Web page and app entries:
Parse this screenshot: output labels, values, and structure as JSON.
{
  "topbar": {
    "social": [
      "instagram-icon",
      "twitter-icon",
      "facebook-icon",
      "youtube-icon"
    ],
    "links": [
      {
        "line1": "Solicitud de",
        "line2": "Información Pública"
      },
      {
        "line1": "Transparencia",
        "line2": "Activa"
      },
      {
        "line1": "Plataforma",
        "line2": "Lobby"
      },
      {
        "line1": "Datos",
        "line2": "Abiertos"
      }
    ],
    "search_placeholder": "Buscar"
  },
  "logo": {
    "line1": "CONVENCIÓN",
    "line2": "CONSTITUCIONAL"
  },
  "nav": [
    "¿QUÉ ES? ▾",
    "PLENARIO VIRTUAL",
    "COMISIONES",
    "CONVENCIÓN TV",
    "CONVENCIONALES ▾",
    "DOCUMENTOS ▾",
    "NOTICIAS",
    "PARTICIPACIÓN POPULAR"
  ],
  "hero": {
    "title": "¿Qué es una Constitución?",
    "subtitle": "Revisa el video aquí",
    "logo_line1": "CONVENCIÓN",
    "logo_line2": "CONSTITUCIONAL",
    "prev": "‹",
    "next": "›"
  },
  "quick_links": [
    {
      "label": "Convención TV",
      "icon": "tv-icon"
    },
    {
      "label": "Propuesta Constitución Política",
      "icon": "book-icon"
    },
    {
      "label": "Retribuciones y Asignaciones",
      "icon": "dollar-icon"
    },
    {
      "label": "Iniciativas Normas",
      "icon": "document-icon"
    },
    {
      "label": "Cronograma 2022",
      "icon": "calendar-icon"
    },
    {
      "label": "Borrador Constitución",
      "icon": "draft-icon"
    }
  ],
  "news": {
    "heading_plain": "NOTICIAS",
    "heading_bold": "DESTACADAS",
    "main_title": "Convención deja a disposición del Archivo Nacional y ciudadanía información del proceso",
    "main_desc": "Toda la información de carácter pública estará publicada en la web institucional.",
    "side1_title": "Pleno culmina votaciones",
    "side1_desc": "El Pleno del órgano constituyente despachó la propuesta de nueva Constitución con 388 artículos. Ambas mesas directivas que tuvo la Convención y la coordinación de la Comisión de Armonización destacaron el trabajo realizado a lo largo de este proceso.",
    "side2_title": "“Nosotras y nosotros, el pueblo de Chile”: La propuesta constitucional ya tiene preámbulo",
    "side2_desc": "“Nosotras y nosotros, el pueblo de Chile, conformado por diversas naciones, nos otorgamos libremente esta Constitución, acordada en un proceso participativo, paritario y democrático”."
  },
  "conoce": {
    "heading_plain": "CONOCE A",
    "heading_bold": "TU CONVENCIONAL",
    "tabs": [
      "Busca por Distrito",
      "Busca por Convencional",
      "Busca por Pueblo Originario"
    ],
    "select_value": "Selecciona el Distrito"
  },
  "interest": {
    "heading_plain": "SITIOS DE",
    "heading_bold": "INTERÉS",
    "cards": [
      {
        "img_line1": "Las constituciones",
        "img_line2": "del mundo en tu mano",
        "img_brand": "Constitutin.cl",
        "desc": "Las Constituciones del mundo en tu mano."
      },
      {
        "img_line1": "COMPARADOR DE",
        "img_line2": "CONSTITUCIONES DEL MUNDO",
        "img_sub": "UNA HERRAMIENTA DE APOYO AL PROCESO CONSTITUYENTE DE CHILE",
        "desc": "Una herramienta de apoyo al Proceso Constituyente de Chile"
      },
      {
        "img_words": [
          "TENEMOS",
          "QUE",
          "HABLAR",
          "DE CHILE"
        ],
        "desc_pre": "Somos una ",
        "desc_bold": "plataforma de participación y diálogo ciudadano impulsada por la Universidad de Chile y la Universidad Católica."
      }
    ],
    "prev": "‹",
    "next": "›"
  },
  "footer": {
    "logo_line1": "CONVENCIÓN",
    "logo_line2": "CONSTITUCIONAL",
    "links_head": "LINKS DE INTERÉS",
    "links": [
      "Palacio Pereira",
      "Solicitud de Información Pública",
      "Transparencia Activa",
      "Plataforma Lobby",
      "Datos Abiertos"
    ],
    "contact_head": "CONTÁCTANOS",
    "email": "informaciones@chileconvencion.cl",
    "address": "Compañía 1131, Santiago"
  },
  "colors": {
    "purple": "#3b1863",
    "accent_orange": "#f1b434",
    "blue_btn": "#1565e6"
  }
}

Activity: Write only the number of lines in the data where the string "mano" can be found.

Solution: 2